■ Data in this exercise:
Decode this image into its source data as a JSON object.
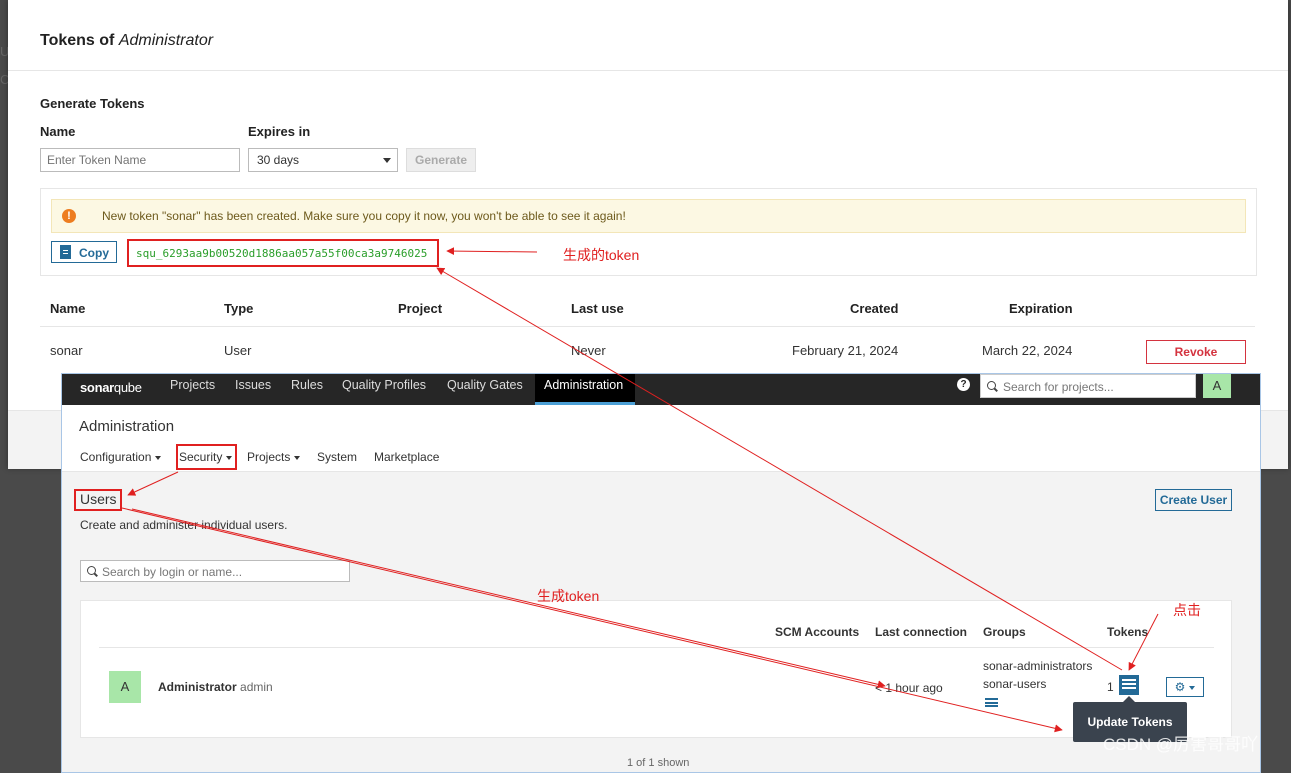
{
  "modal": {
    "title_prefix": "Tokens of",
    "title_user": "Administrator",
    "generate_heading": "Generate Tokens",
    "name_label": "Name",
    "expires_label": "Expires in",
    "name_placeholder": "Enter Token Name",
    "expires_value": "30 days",
    "generate_button": "Generate",
    "warning": "New token \"sonar\" has been created. Make sure you copy it now, you won't be able to see it again!",
    "copy_button": "Copy",
    "token_value": "squ_6293aa9b00520d1886aa057a55f00ca3a9746025",
    "table_headers": [
      "Name",
      "Type",
      "Project",
      "Last use",
      "Created",
      "Expiration"
    ],
    "row": {
      "name": "sonar",
      "type": "User",
      "project": "",
      "last_use": "Never",
      "created": "February 21, 2024",
      "expiration": "March 22, 2024",
      "revoke": "Revoke"
    }
  },
  "annotations": {
    "generated_token": "生成的token",
    "generate_token": "生成token",
    "click": "点击"
  },
  "sonarqube": {
    "logo_main": "sonar",
    "logo_sub": "qube",
    "nav": [
      "Projects",
      "Issues",
      "Rules",
      "Quality Profiles",
      "Quality Gates",
      "Administration"
    ],
    "search_placeholder": "Search for projects...",
    "avatar_letter": "A",
    "admin_title": "Administration",
    "subnav": [
      "Configuration",
      "Security",
      "Projects",
      "System",
      "Marketplace"
    ],
    "users_title": "Users",
    "users_desc": "Create and administer individual users.",
    "create_user": "Create User",
    "search_users_placeholder": "Search by login or name...",
    "columns": [
      "SCM Accounts",
      "Last connection",
      "Groups",
      "Tokens"
    ],
    "user": {
      "avatar": "A",
      "name": "Administrator",
      "login": "admin",
      "last_connection": "< 1 hour ago",
      "groups": [
        "sonar-administrators",
        "sonar-users"
      ],
      "tokens_count": "1"
    },
    "tooltip": "Update Tokens",
    "shown": "1 of 1 shown"
  },
  "watermark": "CSDN @厉害哥哥吖",
  "colors": {
    "annotation_red": "#e02020",
    "sonar_blue": "#236a97",
    "token_green": "#2a9e2a",
    "nav_dark": "#262626"
  }
}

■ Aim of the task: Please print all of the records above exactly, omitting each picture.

■ Your solution:
Decode this image into its source data as a JSON object.
{
  "modal": {
    "title_prefix": "Tokens of",
    "title_user": "Administrator",
    "generate_heading": "Generate Tokens",
    "name_label": "Name",
    "expires_label": "Expires in",
    "name_placeholder": "Enter Token Name",
    "expires_value": "30 days",
    "generate_button": "Generate",
    "warning": "New token \"sonar\" has been created. Make sure you copy it now, you won't be able to see it again!",
    "copy_button": "Copy",
    "token_value": "squ_6293aa9b00520d1886aa057a55f00ca3a9746025",
    "table_headers": [
      "Name",
      "Type",
      "Project",
      "Last use",
      "Created",
      "Expiration"
    ],
    "row": {
      "name": "sonar",
      "type": "User",
      "project": "",
      "last_use": "Never",
      "created": "February 21, 2024",
      "expiration": "March 22, 2024",
      "revoke": "Revoke"
    }
  },
  "annotations": {
    "generated_token": "生成的token",
    "generate_token": "生成token",
    "click": "点击"
  },
  "sonarqube": {
    "logo_main": "sonar",
    "logo_sub": "qube",
    "nav": [
      "Projects",
      "Issues",
      "Rules",
      "Quality Profiles",
      "Quality Gates",
      "Administration"
    ],
    "search_placeholder": "Search for projects...",
    "avatar_letter": "A",
    "admin_title": "Administration",
    "subnav": [
      "Configuration",
      "Security",
      "Projects",
      "System",
      "Marketplace"
    ],
    "users_title": "Users",
    "users_desc": "Create and administer individual users.",
    "create_user": "Create User",
    "search_users_placeholder": "Search by login or name...",
    "columns": [
      "SCM Accounts",
      "Last connection",
      "Groups",
      "Tokens"
    ],
    "user": {
      "avatar": "A",
      "name": "Administrator",
      "login": "admin",
      "last_connection": "< 1 hour ago",
      "groups": [
        "sonar-administrators",
        "sonar-users"
      ],
      "tokens_count": "1"
    },
    "tooltip": "Update Tokens",
    "shown": "1 of 1 shown"
  },
  "watermark": "CSDN @厉害哥哥吖",
  "colors": {
    "annotation_red": "#e02020",
    "sonar_blue": "#236a97",
    "token_green": "#2a9e2a",
    "nav_dark": "#262626"
  }
}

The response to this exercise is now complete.